#### THE INPUT ####

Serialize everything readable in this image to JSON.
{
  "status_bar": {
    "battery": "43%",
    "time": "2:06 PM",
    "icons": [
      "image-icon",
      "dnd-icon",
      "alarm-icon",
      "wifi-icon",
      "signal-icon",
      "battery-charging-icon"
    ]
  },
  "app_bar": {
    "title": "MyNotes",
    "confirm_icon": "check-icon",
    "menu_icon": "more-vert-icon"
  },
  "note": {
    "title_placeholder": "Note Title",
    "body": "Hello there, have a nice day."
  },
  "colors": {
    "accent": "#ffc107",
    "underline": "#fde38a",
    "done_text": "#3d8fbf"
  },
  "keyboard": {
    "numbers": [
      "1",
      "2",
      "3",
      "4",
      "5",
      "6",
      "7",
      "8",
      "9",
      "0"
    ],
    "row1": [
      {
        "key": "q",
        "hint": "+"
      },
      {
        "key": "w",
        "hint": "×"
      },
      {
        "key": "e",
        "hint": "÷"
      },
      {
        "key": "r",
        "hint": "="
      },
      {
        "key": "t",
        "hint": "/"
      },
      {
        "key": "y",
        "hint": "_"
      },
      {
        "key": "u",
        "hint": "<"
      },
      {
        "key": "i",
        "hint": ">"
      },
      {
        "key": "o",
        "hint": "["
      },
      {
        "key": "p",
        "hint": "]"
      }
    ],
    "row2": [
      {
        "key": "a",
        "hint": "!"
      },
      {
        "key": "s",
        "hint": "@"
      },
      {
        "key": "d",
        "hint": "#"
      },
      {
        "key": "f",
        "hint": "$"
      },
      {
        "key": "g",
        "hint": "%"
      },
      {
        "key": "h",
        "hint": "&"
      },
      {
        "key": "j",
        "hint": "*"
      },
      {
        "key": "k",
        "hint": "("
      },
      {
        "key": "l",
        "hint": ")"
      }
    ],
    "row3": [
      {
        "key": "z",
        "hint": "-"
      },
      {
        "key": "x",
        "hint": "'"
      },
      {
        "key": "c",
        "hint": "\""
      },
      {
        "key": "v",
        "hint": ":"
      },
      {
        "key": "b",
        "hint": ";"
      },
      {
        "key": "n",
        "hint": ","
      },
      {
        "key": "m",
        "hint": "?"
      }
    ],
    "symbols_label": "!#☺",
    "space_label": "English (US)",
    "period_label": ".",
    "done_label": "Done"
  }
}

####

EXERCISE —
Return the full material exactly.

TASK ANSWER —
Serialize everything readable in this image to JSON.
{
  "status_bar": {
    "battery": "43%",
    "time": "2:06 PM",
    "icons": [
      "image-icon",
      "dnd-icon",
      "alarm-icon",
      "wifi-icon",
      "signal-icon",
      "battery-charging-icon"
    ]
  },
  "app_bar": {
    "title": "MyNotes",
    "confirm_icon": "check-icon",
    "menu_icon": "more-vert-icon"
  },
  "note": {
    "title_placeholder": "Note Title",
    "body": "Hello there, have a nice day."
  },
  "colors": {
    "accent": "#ffc107",
    "underline": "#fde38a",
    "done_text": "#3d8fbf"
  },
  "keyboard": {
    "numbers": [
      "1",
      "2",
      "3",
      "4",
      "5",
      "6",
      "7",
      "8",
      "9",
      "0"
    ],
    "row1": [
      {
        "key": "q",
        "hint": "+"
      },
      {
        "key": "w",
        "hint": "×"
      },
      {
        "key": "e",
        "hint": "÷"
      },
      {
        "key": "r",
        "hint": "="
      },
      {
        "key": "t",
        "hint": "/"
      },
      {
        "key": "y",
        "hint": "_"
      },
      {
        "key": "u",
        "hint": "<"
      },
      {
        "key": "i",
        "hint": ">"
      },
      {
        "key": "o",
        "hint": "["
      },
      {
        "key": "p",
        "hint": "]"
      }
    ],
    "row2": [
      {
        "key": "a",
        "hint": "!"
      },
      {
        "key": "s",
        "hint": "@"
      },
      {
        "key": "d",
        "hint": "#"
      },
      {
        "key": "f",
        "hint": "$"
      },
      {
        "key": "g",
        "hint": "%"
      },
      {
        "key": "h",
        "hint": "&"
      },
      {
        "key": "j",
        "hint": "*"
      },
      {
        "key": "k",
        "hint": "("
      },
      {
        "key": "l",
        "hint": ")"
      }
    ],
    "row3": [
      {
        "key": "z",
        "hint": "-"
      },
      {
        "key": "x",
        "hint": "'"
      },
      {
        "key": "c",
        "hint": "\""
      },
      {
        "key": "v",
        "hint": ":"
      },
      {
        "key": "b",
        "hint": ";"
      },
      {
        "key": "n",
        "hint": ","
      },
      {
        "key": "m",
        "hint": "?"
      }
    ],
    "symbols_label": "!#☺",
    "space_label": "English (US)",
    "period_label": ".",
    "done_label": "Done"
  }
}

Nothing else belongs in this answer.